**YOUR OBJECTIVE**.
The required result is a copy of each line below in which "JSON" appears.

(GIVEN RECORDS begins)

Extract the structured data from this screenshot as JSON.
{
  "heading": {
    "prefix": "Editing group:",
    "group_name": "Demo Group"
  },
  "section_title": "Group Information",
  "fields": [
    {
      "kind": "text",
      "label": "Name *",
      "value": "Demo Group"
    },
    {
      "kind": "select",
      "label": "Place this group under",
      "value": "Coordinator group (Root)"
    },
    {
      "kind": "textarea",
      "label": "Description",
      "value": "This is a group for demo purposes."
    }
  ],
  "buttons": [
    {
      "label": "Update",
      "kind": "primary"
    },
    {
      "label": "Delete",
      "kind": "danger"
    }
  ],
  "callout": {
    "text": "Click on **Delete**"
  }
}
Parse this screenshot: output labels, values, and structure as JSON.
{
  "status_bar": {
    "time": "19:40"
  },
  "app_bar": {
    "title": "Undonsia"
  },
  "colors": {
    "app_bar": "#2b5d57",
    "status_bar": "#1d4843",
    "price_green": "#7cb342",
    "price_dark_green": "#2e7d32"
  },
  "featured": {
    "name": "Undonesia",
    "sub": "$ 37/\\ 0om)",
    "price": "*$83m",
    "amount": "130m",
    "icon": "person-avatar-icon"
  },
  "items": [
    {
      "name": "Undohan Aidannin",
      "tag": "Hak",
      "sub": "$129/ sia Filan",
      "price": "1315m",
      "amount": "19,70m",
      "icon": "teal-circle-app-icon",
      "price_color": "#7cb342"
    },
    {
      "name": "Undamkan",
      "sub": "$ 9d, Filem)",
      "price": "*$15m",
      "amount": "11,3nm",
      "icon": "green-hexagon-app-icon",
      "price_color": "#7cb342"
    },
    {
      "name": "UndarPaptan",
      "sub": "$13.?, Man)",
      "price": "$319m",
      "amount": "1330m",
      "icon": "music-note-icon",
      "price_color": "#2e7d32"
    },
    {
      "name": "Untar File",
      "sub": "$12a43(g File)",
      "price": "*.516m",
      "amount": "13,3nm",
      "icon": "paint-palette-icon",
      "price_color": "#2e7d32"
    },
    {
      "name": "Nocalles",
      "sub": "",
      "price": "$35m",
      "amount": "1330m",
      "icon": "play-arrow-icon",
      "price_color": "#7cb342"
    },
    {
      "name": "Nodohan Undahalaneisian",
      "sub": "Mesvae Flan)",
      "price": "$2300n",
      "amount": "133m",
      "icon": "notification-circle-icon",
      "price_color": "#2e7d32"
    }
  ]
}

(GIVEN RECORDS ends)

**EXERCISE RESPONSE**.
Extract the structured data from this screenshot as JSON.
Parse this screenshot: output labels, values, and structure as JSON.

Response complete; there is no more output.